The latest issue of Rachel Rising, Terry Moore's acclaimed and Eisner-nominated horror comic, hit the stands on Wednesday and featured, for the first time, the central characters getting together with no one in immediate danger of being killed to figure out what kind of menace they're facing and what to do about it.
Meanwhile, of course, in the time since the last issue was released Terry Moore has signed a TV deal with Alcon with the intent of sending the story to the small screen.
Moore joined us for his regular commentary track-style interview to discuss the TV deal, the sudden speculator boom happening around the title (currently, copies of the first issue are selling for between $30 and $100 on eBay, in spite of being less than two years old and being widely available for cover price just a month ago) and, of course, the actual comic.
Since these interviews are spoiler-intensive, we remind you that you really should read the issue before continuing. Why not go buy a copy and read along with us for Moore's insight?
ComicBook.com: So, Terry - this is the first "commentary track" interview we've done since the big announcement. I'm sure you've seen that Rachel Rising is suddenly an eBay phenomenon. How's it feel to be in the thick of the speculator market?
Terry Moore: It has nothing to do with me, so I don't feel it. I still sell the books for $3.99. I'm glad people think they're worth it.
ComicBook.com: If the show does go to series, do you think that would have an impact on the comics? You've talked about wanting to move on from the darker material and do something more light and fun, but obviously on a smaller book if there's money to be made it's hard to say no.
Moore: I would hope the comic would benefit from a tv show, maybe attract new readers. But, you're right. If the show gets on air and the comic finally finds an audience, that would be a terrible time to kill it. I've always wanted a comic series that sold at popular levels. I've never been in the Diamond Top 200, much less Top 100. I would like to get that before I give up.
ComicBook.com: Do you think that TV and film deals, if they start to actually make it to production, could be really good news for smaller guys? I mean, I know guys who publish books through Image and Archaia who sell a couple thousand copies but suddenly they've got Hollywood at their door. Stuff like Rachel Rising and The 6th Gun are suddenly the subject of scrutiny.

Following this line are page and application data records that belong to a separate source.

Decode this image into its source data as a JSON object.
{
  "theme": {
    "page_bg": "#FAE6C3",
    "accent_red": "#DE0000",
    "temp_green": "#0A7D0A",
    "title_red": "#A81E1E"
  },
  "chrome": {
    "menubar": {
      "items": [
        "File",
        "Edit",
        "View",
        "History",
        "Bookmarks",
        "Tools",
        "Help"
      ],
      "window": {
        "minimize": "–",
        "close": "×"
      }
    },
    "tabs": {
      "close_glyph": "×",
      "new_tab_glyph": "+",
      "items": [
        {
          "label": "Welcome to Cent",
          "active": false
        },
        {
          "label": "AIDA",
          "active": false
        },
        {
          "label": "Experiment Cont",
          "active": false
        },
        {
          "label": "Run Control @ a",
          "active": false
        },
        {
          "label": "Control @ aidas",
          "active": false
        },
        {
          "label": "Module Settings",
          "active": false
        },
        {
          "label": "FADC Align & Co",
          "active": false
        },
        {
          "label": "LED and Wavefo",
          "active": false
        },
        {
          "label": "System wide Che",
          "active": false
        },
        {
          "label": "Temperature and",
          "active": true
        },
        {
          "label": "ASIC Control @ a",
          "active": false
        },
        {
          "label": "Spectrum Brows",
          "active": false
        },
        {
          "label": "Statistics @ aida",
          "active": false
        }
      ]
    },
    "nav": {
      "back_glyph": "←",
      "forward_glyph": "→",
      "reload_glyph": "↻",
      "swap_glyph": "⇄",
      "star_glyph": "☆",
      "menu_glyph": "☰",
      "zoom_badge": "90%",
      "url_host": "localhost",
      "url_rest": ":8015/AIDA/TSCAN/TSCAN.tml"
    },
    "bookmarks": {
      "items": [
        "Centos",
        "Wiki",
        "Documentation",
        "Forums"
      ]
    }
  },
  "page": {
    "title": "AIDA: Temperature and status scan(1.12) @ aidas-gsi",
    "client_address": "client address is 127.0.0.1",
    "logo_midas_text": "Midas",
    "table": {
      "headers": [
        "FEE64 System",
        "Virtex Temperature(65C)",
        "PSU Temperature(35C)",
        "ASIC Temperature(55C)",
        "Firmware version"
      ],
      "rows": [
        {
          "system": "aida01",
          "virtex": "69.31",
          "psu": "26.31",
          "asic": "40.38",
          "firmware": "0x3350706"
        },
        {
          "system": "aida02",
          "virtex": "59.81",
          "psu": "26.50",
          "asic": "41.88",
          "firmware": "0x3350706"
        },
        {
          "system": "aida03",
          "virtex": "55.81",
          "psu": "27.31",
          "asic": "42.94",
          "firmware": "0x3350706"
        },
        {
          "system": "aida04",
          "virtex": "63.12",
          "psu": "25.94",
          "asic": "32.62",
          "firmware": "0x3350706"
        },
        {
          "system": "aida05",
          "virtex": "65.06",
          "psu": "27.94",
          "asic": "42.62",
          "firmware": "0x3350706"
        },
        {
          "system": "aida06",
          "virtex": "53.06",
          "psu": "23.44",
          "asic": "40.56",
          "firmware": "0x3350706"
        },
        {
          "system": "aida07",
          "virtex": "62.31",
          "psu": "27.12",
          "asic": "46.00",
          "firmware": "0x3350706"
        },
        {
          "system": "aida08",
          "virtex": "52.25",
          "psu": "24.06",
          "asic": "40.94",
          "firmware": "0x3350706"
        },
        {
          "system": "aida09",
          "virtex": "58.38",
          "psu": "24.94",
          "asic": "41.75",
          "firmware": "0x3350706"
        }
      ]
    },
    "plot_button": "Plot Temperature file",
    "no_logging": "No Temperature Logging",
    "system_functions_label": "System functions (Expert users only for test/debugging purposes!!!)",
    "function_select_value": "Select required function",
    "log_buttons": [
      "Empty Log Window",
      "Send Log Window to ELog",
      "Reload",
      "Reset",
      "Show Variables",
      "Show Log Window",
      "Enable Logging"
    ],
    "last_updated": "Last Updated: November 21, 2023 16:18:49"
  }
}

Moore: I think the immediate danger is known cartoonists leaving comics to work in other media that's more financially rewarding. Whether it works out for them or not, they often go and some never really return to comics. I mean, who can blame them, but it's our loss. I don't want my favorite cartoonist to go draw beautiful movie storyboards I'll never see. But in terms of young cartoonists who get a film deal… they're a multi-media generation anyway, so it seems kind of natural. They can do this or that. A book, a website, a YouTube video, an indy movie… it's all the same playground for them.
ComicBook.com: And--hey! There was a comic this week!
This is the first time that all of our "good guys" have been in a room together, and alive, in a while, isn't it?
Moore: Yes. It was time to regroup and compare notes. It can't all be one long snake chase.
ComicBook.com: I think one of the things I love most about Manson is the way people just seem to accept what's going on and roll with it. You've got Carol now who's just kinda hanging out in the background helping nurse all the dead people.
Moore: Carol's cool. We'll see a bit more about her and where she's coming from in the next issue. And, thinking of Carol and Johnny, I have a surprise for any SiP fans out there in issue 17.
ComicBook.com: Johnny, in spite of having been pretty open to what was going on in the beginning, seems to have grown a bit skeptical. Is this a change in her mentality or are we just seeing a different side of her now that shes back in action?
Moore: Since her devastating accident, we're seeing the professional side of Johnny, the scientist who wants real answers. She's very smart, and none of this adds up for her.
ComicBook.com: I can't quite tell whether the little argument they get into is totally facetious or not. Are Jet and Rachel a bit on edge with each other?
Moore: Rachel has an edge to her, no doubt. She says things I wouldn't dare say. But Rachel grew up with Jet so they have the ability to be blunt with each other. And, every word out of Jet's mouth now tells the story of what happened to her since the accident.
ComicBook.com: That is one...profoundly disturbed...priest. There are a half-dozen reasons why the idea of a priest might strike fear into Jet in her current condition, but is it a safe bet he's in the top three?
Moore: Okay, you do realize that is the priest Malus went into when he left Jet, right? That should explain the recent events with Zoe.
ComicBook.com: It's interesting that Lilith's followers aren't all on the ball. Is that just a matter of them having to come in and reincarnate into a new person if someone's killed, or is it more that some of them are either regular humans, or people like Rachel with incomplete memories?
Moore: It has to do with who they were to begin with, and how strong a witch they are… or aren't. You know, after 300 years you might be a little rusty.
ComicBook.com: Were there words carved into the bone of Jack's knife? It looked a bit like "Mary" on the hilt to me.
Moore: Jack inscribed the name of his last victim—Mary Jane—onto the handle of his knife. If you know anything about the implied history of this knife, you'll know what that's about.